- Make sure everyone knows how quickly they should respond to communications
- Make sure everyone knows their point of contact
- Clearly set expectations around results, both for your company and for the agency
- Discuss longevity. For instance, is this a year-long commitment or a 3-month sprint?
Setting these expectations may take a little extra work up front, but it’s going to save you time and headaches down the line.
3. Not holding your agency accountable
Your agency isn’t an automated entity. It’s a group of humans doing human work. So sometimes they’re going to screw up. No matter how much redundancy and review they have in place, there will be the occasional mistake.
It’s not just the human factor. By virtue of the fact that they aren’t your company, your agency will likely experience some misfires when communicating with your market. This is simply because they don’t know your product, the market or your customers like you do.
The absolute worst thing to do in this instance is to silently judge from afar. This does nothing for the relationship and, frankly, only hurts your business in the long run.
When you see a mistake, call them out on it. Let them know what they’ve done wrong and why. I promise you, your agency will appreciate this forthrightness and learn from the mistake. If you don’t, they’ll just assume business-as-usual until that last straw, and then everything explodes.
Sure, these conversations might suck. And feelings will be hurt. But we’re all professionals here. We can handle a few barbs. What’s important is that issues are addressed, problems fixed, and obstacles removed to achieving success over the long haul.
4. Not leaning on your agency enough

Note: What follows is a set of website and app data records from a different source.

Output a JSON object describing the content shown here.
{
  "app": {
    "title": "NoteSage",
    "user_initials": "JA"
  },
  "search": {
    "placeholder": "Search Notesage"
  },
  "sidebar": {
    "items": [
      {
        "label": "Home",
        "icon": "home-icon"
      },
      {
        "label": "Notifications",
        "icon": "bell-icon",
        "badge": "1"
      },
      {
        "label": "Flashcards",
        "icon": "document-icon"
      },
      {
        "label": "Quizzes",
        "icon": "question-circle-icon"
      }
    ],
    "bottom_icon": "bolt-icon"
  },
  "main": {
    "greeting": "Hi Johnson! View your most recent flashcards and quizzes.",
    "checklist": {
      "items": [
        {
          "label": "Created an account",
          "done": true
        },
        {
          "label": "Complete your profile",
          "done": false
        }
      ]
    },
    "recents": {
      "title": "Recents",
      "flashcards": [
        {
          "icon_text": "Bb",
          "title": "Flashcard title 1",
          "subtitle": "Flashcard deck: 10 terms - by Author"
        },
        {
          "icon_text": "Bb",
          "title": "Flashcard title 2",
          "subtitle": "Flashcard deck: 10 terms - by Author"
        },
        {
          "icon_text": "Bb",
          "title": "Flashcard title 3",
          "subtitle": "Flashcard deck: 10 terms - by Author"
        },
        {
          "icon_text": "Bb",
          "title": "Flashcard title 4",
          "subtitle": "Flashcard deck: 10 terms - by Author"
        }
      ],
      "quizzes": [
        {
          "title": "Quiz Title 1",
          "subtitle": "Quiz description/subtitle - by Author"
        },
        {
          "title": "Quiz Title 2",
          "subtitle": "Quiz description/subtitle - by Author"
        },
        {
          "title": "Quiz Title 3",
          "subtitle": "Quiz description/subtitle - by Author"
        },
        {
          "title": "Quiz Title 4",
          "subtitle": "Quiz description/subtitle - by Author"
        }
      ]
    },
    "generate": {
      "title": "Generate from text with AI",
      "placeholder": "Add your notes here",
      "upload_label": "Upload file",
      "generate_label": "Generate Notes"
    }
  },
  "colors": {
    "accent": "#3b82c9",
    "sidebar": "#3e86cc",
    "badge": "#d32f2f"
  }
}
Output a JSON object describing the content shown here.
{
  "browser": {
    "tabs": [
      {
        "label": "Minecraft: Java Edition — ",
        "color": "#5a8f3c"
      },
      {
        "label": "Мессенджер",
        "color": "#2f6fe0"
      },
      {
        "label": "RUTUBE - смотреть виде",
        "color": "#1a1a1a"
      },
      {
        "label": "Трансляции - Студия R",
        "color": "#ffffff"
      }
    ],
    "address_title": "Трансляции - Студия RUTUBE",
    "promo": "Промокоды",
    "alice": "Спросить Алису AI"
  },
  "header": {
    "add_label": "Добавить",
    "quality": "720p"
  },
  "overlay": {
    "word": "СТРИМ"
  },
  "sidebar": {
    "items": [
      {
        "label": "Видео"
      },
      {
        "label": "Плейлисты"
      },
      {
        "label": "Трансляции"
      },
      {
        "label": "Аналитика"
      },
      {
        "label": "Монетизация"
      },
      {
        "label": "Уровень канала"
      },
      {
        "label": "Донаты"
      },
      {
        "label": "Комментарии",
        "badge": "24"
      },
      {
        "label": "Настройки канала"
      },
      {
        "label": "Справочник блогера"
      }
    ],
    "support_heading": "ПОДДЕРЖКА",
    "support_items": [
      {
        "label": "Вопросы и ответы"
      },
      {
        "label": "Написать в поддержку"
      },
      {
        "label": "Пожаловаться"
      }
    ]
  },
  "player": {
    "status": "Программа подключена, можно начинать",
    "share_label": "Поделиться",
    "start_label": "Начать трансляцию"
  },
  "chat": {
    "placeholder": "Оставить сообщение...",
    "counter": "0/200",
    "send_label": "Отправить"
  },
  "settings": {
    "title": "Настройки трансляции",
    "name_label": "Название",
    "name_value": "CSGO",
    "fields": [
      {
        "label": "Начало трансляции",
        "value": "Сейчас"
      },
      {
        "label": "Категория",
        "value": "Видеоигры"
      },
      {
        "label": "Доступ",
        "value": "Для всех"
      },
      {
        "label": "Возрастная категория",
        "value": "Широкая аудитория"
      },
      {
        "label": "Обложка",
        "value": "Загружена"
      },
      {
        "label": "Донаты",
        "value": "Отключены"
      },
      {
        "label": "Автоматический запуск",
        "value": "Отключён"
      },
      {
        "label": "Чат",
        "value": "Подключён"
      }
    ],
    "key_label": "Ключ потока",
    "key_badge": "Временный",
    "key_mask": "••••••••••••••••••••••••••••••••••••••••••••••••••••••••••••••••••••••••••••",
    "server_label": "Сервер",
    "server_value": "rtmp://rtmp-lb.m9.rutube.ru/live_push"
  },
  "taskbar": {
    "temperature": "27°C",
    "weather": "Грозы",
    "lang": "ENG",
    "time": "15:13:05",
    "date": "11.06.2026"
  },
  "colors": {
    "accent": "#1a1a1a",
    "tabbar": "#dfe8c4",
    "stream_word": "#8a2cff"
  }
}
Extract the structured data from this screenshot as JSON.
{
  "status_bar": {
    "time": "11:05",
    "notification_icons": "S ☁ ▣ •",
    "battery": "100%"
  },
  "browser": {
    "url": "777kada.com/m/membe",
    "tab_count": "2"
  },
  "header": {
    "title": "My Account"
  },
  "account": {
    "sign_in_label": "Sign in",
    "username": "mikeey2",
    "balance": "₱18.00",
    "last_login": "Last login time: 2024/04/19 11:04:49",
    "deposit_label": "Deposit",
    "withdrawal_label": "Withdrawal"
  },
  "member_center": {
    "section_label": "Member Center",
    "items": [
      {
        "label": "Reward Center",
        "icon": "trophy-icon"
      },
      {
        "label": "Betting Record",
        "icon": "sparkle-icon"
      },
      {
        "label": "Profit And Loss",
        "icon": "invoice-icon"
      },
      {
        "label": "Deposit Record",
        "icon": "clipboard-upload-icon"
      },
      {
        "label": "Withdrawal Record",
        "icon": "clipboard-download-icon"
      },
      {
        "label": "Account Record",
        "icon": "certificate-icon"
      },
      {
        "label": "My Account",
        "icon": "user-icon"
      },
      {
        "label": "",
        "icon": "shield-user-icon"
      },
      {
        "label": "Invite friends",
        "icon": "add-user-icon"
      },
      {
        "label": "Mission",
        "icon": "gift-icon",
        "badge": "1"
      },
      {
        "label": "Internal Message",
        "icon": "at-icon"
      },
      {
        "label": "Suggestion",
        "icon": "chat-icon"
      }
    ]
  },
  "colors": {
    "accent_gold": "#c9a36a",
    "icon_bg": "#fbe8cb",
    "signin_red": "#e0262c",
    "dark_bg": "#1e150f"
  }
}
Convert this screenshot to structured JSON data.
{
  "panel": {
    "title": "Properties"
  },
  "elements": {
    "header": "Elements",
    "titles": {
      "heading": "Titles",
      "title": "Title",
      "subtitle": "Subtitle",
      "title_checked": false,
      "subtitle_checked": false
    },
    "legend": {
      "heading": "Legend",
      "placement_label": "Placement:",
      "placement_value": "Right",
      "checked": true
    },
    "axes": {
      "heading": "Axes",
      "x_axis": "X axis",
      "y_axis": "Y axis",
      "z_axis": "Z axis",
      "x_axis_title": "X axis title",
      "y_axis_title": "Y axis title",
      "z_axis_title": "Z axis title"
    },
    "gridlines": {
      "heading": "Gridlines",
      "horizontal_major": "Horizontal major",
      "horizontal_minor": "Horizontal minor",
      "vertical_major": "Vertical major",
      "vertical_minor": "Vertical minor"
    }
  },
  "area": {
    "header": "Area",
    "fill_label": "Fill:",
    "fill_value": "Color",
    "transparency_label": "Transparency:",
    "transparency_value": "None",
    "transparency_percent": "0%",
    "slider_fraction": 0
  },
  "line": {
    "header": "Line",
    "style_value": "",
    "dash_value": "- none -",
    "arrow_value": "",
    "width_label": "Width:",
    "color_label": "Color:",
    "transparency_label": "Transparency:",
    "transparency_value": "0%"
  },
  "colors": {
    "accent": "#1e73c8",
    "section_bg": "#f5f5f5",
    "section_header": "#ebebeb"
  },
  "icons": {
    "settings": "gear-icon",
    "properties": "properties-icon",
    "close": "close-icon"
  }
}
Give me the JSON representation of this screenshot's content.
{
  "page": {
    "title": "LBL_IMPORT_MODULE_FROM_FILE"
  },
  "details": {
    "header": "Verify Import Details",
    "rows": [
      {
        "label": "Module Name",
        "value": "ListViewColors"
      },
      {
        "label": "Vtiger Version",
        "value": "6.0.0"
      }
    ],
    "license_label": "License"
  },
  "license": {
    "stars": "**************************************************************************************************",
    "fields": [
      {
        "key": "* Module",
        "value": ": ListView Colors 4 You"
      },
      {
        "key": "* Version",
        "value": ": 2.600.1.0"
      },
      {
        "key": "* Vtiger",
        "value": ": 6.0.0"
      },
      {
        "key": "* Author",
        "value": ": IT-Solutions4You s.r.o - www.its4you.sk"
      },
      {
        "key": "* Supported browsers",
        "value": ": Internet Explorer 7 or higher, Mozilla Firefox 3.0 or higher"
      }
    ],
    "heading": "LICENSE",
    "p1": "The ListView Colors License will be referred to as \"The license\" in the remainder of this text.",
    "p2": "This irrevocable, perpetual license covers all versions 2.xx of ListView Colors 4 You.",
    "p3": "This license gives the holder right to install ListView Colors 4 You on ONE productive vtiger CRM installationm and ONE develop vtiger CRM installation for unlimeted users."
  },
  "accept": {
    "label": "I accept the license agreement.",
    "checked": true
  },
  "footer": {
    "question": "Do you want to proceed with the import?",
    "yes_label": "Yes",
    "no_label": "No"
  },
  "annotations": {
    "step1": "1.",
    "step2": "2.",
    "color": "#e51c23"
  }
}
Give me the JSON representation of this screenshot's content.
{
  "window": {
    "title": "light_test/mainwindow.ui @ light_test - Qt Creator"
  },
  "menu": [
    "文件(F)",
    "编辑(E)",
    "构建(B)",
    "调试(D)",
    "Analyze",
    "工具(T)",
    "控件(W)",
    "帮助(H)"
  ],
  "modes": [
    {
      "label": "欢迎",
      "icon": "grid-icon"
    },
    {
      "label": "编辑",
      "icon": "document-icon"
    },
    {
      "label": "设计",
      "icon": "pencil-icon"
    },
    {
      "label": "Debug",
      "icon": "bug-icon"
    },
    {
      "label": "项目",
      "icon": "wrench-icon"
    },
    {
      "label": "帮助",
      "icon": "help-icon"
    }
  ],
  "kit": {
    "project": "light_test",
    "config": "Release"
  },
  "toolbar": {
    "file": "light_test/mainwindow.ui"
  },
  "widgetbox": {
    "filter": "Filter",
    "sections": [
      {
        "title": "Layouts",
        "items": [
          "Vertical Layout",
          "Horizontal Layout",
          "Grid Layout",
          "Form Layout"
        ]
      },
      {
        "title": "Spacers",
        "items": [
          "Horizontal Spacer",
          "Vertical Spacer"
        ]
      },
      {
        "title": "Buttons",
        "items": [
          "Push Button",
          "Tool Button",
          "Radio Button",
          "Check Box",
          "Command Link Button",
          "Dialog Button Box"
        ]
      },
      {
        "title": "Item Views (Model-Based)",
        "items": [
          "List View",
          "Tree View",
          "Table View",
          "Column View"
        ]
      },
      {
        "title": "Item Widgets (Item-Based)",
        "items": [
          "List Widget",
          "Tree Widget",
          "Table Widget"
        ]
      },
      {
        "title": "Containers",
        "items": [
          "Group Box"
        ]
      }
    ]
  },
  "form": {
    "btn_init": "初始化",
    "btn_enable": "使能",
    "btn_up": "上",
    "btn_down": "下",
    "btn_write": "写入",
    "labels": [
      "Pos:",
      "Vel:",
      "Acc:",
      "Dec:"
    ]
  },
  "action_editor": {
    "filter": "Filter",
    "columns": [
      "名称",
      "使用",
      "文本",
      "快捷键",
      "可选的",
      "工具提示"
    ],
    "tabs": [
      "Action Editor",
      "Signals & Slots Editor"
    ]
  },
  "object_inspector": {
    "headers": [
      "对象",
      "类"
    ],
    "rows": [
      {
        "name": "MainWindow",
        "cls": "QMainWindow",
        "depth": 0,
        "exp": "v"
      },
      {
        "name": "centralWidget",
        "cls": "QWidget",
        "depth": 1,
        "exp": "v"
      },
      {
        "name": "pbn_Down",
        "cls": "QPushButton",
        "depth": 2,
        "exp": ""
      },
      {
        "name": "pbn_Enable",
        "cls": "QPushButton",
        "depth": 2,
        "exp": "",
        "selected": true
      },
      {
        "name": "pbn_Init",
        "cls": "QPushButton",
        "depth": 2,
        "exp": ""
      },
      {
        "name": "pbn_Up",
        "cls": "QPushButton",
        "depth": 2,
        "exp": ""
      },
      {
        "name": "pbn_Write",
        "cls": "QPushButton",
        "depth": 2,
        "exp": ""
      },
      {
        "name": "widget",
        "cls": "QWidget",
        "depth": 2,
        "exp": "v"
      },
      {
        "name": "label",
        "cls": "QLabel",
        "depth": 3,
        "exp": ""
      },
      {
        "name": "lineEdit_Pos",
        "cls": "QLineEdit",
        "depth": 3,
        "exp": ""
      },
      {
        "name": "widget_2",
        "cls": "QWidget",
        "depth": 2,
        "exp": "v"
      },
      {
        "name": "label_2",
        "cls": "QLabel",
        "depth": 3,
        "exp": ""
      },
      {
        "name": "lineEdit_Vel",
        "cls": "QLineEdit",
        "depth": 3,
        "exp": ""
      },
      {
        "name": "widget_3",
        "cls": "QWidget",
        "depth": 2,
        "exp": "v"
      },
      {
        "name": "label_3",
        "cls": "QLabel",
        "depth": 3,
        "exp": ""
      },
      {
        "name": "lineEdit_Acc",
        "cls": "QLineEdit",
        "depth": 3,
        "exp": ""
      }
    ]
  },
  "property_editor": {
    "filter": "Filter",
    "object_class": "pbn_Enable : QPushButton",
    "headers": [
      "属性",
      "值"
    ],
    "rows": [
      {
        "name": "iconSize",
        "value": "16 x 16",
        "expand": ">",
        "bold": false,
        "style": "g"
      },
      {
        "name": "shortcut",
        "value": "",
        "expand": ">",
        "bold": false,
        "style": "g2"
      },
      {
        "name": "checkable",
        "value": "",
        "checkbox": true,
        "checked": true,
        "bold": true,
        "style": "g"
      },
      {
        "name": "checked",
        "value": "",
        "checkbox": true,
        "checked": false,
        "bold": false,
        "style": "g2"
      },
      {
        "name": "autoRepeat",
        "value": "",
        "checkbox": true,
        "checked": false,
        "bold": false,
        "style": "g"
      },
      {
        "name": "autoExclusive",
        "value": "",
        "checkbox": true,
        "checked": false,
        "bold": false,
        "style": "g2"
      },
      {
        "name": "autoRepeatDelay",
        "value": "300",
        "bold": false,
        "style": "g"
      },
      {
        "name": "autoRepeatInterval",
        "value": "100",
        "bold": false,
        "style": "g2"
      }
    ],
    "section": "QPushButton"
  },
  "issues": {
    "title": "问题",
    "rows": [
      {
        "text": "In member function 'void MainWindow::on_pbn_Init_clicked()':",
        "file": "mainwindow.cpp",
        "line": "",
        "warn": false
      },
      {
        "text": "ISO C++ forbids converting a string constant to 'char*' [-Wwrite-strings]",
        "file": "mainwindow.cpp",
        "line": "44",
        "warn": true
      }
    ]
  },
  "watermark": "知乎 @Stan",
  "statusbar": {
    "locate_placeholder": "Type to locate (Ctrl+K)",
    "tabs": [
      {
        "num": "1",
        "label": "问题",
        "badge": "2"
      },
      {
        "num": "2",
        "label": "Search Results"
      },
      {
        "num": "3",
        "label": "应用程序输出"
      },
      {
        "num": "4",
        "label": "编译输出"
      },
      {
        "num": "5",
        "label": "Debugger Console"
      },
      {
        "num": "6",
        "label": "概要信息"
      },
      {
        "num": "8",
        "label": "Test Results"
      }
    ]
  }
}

I mentioned before the dangers of being totally uninvolved in the content marketing process. But the inverse is true as well. If you don’t lean on your agency, you’re also going to see problems.
You’re paying for their expertise and work product. If you don’t lean on them, you’re not going to get your money’s worth.
Think of your agency as problem-solvers. Your job is to pose the problem, their job is to provide the solution. You should give them the freedom to do that.
Of course, you shouldn’t be too vague in the feedback you offer them either. Saying “I don’t like it” is probably the least helpful piece of feedback. Instead, say something like “this doesn’t adequately solve a problem that our customers are facing in real life,” or “it sounds like you’re making up a problem our customers don’t have.” That’s helpful.
You brought your agency on board because you thought they were the best option for getting your business where it needs to go. Hold them accountable, yes. But trust them in the areas that they know best.
5. Staying with a bad fit
Maybe your agency isn’t a good fit for your business model. Maybe they aren’t performing at the level you expected or need. Maybe you’ve reevaluated your marketing priorities and no longer want to invest the funds in an agency. For one reason or another, the relationship just isn’t working out.
At some point, you have to make the decision to walk away. If you don’t make that decision when the time comes, then you’re making what may be one of the biggest content outsourcing mistakes of all: knowing they’re a bad fit and staying anyway.
Of course, many agencies require a 12- or 24-month contract, so getting out of a bad relationship can be tricky and costly, although the cost of an early cancellation fee may be less than if you continued pouring money into a relationship that isn’t working.
If you don’t make the shift, problems will arise. Also, for you, why would you spend money investing in something that’s not working for you when you can take your business elsewhere?
Work to keep the relationship going. But if that doesn’t work out, bow out gracefully.
Are you considering changing your content marketing agency? Take a look at what FEARLESS has to offer in terms of content creation, strategy and promotion.